I wouldn’t say the grid is ambitious though – it is indeed lower than what you’re dealing with :slight_smile: But same point persists: We are seeing embodied becoming more important – dominant even in some cases – and that’s because of a milder climate/lower EUI, and much lower grid carbon intensity.

Best of luck :slight_smile:


Sounds like a good study, it’s important to give our clients the best available, regionally relevant info on carbon emissions. And 33 is a good EUI as well, much better than many buildings, so energy-related carbon emissions may be underreported in many cases compared to your study. As a reference for everyone else, the US average GHG is in the 800s, well below the 1300 lbCO2e/MWh dirty grid in the study. https://www.epa.gov/egrid/power-profiler#/ You can find your region easily in the link.

As another reference, the US electricity grid has decreased carbon intensity by more than 35% since the peak around 15 years ago.


We need urgent action on all strategies, embodied and operational. For energy, we need ‘efficient electrification’ that includes heat pumps (2x-3x more efficient than electric resistance or gas, sometimes up to 6x) to reduce carbon emissions from electricity.



Agreed, Kjell. Nice summary!

The man-contributed CO2 in the atmosphere may be about one part in ten thousand of the atmosphere.
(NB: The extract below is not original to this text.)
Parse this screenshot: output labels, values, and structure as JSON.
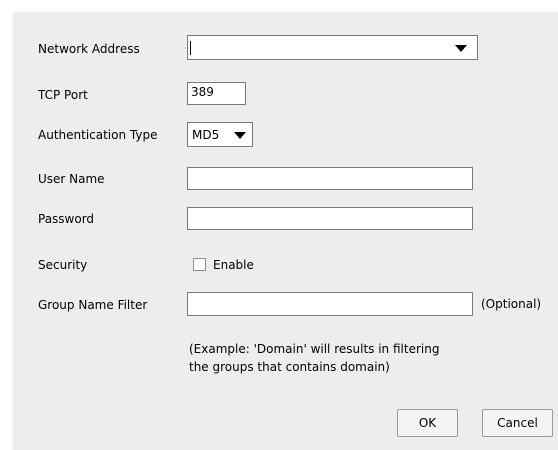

This is supposed to be increasing the heat in the atmosphere by capturing solar energy re-emitted by the earth, that is not already being captured by the other CO2 present in the atmosphere, and then transferring that heat to the other 9,999 particles that surround each of these particles of CO2, while heating them by a significant amount.

> solar panel inspection cost https://powerproductionmanagement.com/pv-testing